-I am really eyeing Wakefield as he again impressed me, getting the 1-0 nothing win last week; a trade could be in order very soon
-I officially have 5 of the top 15 hitters in the AL on my team, and no more than 2 or 3 in the NL; I can’t figure out why

 

06.29.09

I also thought I should talk a little about Joe Mauer and his chase for .400. He still can’t be statistically considered the best hitter in the majors, because he’s below the required amount of plate appearances, but whenever he passes that mark (he might not reach it until the All Star break), see ya later Pujols, and the others up there. Mauer is in a different class, Pujols is one of the only guys who can even compete with Mauer’s stats right now, and Mauer is a good ways above even him.

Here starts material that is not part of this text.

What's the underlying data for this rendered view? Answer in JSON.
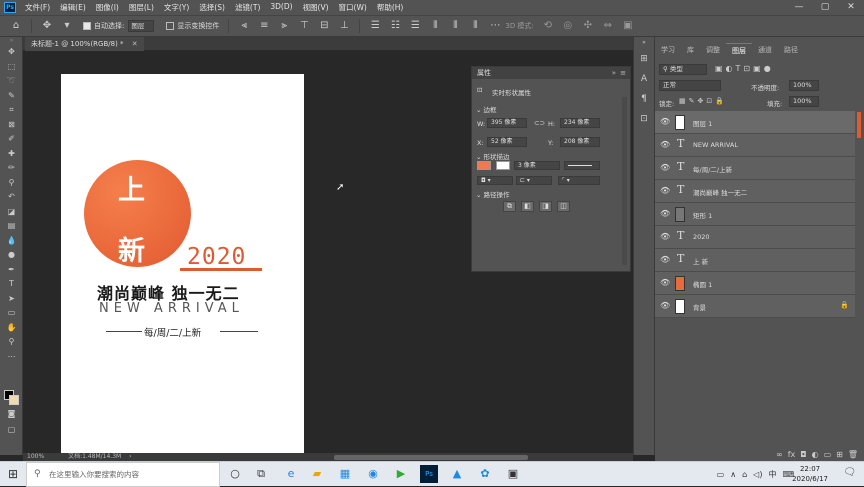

Anyone who read the article in Sport Illustrated this week should be as full of discouragement for Mauer fans as I am, as it was loaded with reasons why it will be extremely difficult for Mauer to bat .400 this year. As Joe Sheehan discussed in his sidebar article in the issue, Mauer also needs a fair amount of luck and the ability to keep pace with his stats so far to reach the hallowed mark last reached by the great Ted Williams. He’s hitting about 1 in 4 of his fly balls this year for homeruns, more than two times more power than he’s ever had. As Sheehan said, if this powerful streak drops off a little, Mauer’s average could suffer.

Among other reasons adding to the difficulty Mauer should continue to encounter on his chase for .400 are the fact that only 2 men alive played with a .400 hitter, and the fact that so many players “destined” to hit .400 after a hot first half, or in the case of George Brett and Todd Helton, even a hot first 5 months, have suddenly dropped off and ended up to 20 points below .400. If Mauer can reverse that pattern and keep up the hot streak through September, he will have beaten all the odds. I guess that is pretty obvious.

We could witness history this year, folks, and I’m rooting for Mauer.

Also, Tim Wakefield is making his 383rd start for the Red Sox, and therefore passes Roger Clemens for first in this category. Congratulations Wake!